Before long and without realizing, I had set my phone down near the water to take a picture. I immediately forgot where it was and frantically searched for the next half an hour. Unsure if I left it near my bike, I went back and looked everywhere. When I went to look on the beach again, I had forgotten where exactly I had been and the search started to stress me out. I finally got the idea to use Find my Iphone off my Ipad, got wifi from a local restaurant, and was pointed in the right direction. Still unable to find it, I recruited a couple of other Chilean travelers to help me out. By the time we found it, half buried under the sand, the rising tide was only inches away.

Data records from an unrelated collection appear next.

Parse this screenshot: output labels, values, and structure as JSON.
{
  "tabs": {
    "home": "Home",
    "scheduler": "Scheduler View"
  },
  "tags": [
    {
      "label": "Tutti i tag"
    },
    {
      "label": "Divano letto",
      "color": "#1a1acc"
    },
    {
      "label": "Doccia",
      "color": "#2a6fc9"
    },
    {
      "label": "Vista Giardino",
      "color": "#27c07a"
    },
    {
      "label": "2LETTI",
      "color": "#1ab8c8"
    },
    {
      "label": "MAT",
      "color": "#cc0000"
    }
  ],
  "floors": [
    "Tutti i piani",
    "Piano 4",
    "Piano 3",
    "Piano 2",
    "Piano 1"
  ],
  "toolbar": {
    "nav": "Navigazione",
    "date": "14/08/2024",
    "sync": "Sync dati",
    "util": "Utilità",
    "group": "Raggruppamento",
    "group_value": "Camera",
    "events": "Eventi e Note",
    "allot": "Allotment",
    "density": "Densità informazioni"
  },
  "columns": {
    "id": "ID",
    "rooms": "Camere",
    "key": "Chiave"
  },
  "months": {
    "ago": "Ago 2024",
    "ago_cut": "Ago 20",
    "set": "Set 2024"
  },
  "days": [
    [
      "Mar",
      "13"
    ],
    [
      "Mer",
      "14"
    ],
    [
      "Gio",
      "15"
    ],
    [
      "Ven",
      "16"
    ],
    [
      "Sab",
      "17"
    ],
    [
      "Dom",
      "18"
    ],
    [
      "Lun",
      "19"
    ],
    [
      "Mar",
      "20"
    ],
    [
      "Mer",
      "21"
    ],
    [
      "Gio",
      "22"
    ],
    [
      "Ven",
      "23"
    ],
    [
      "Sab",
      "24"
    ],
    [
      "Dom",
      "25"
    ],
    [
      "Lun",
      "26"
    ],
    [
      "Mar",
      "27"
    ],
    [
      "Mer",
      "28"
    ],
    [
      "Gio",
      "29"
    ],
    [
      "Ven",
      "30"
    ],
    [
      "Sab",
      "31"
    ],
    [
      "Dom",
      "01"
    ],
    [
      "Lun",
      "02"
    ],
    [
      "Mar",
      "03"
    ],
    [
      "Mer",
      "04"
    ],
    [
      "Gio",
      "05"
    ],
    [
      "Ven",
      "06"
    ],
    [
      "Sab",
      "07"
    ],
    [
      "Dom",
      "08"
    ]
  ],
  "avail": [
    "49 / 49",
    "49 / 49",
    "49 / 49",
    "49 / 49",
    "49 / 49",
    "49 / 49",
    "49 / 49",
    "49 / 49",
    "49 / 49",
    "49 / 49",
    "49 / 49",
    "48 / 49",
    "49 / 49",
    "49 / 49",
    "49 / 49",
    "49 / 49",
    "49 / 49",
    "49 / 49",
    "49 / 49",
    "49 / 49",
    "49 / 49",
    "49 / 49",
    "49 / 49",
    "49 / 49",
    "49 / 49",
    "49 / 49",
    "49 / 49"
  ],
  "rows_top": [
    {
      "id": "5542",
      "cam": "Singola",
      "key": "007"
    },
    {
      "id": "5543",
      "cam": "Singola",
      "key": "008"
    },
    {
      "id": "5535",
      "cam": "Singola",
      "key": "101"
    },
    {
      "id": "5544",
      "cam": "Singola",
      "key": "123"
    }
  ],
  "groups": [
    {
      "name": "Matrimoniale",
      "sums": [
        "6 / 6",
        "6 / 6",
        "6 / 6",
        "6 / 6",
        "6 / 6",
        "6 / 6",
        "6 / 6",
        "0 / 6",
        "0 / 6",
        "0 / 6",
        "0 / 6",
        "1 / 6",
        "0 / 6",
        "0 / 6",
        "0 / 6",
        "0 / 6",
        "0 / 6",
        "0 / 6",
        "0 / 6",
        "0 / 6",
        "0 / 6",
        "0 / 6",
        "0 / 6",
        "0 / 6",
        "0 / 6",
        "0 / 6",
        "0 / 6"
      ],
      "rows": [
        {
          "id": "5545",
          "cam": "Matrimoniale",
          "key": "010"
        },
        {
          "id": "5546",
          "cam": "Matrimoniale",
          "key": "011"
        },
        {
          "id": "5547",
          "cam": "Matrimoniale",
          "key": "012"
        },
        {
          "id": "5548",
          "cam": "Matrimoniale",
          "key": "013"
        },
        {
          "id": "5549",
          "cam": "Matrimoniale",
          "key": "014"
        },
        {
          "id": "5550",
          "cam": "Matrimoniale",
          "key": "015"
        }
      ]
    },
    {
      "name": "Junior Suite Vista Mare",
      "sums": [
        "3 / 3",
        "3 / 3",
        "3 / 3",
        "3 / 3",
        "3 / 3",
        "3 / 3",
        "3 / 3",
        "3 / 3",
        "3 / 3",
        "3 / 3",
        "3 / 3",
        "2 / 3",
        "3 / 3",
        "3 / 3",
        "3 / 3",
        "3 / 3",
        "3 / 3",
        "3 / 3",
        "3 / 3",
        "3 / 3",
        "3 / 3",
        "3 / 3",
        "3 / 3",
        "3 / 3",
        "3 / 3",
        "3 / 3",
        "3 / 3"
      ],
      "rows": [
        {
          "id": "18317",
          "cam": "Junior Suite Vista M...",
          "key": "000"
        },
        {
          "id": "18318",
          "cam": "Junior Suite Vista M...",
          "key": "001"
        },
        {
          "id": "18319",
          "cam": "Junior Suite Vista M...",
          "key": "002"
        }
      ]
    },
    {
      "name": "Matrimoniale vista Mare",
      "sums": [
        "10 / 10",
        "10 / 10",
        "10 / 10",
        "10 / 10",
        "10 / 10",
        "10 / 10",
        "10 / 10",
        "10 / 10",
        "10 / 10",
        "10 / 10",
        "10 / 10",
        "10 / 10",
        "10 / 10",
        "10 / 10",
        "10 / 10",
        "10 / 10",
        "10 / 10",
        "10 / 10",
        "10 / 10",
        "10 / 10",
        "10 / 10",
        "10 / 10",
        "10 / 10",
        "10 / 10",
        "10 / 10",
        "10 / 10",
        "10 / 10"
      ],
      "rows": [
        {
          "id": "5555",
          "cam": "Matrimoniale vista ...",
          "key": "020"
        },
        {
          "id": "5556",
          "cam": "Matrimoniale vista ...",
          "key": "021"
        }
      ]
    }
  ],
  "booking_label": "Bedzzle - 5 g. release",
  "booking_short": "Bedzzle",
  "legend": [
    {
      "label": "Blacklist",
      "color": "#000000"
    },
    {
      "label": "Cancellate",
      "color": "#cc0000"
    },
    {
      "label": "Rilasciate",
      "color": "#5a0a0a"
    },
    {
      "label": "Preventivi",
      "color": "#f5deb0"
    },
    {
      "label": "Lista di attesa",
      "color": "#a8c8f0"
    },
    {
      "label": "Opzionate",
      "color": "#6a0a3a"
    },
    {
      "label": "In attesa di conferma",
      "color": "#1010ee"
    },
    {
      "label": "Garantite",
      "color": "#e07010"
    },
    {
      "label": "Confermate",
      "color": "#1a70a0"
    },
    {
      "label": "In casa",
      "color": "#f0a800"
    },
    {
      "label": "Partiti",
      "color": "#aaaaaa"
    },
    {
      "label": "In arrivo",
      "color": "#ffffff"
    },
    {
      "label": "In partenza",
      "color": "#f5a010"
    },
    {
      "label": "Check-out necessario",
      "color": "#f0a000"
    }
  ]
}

To thank them, I bought a round of beers and after got their signature on my poster. By now it was late, maybe 10, and I had no clue where I was going to sleep. Not wanting to shell out $50 for a hotel, and hostels being impossible to find, I headed towards the beach on the southern outskirts of the town. Everything I found was rocky and unsuitable, until I passed by what appeared to be an abandoned industrial lot on the side of the road. Fenced by sheet metal, it was sketchy at best, but I noticed a flashing neon light near a gate that read “Cabanas and Camping”. Feeling desperate, I pounded on the gate and a groggy Chilean hobbled over and stared at me through the bars. After a few uncomfortable seconds, he asked me if I was there to camp and let me in. I was lead down a hill and to a covered area, lit by flickering lights. He grunted and pointed to wear I could set my tent, and left me for the night.
Honestly I slept well, the ground below me was soft sand, the night’s silence only occasionally penetrated by the loud whooping of a walrus somewhere along the shore.
The next morning I wasted no time getting out of there and I mean it. I was up and on my way by 8 and decided to go straight for Arica, the border town of Chile and Peru. As I climbed back into the Atacama, high up in the city’s backdrop, my phone screen decided to malfunction and I was left without a GPS. There was really only one road north out of town however, so finding my way was simple enough. It was a 310km ride without a single gas station along the way, I made sure my bike’s tank as well as the extra gas can was full and booked it out of there. about 2/3rds of the way I ran out of gas and ended up using my spare fuel, just enough to get me to Arica. First stop (after gas) was to fix my phone, something I found pretty challenging when I didn’t have a phone in the first place to look up a shop. I asked a bunch of locals, got sent to a bunch of dead ends in shady marketplaces, and after a couple hours finally found a place, for the low cost of $150. With no other choice, I paid up, using their wifi on my laptop while I waited. I decided to check the weather for my next stop and ended up finding out it was going to rain everywhere I was going for at least the next week. Extremely discouraged, I found a nearby hostel and am spending the night figuring what to do next. I’ll probably service my bike in the morning and hope the weather changed somehow, or else I’ll be stuck hugging the coastline for the foreseeable future.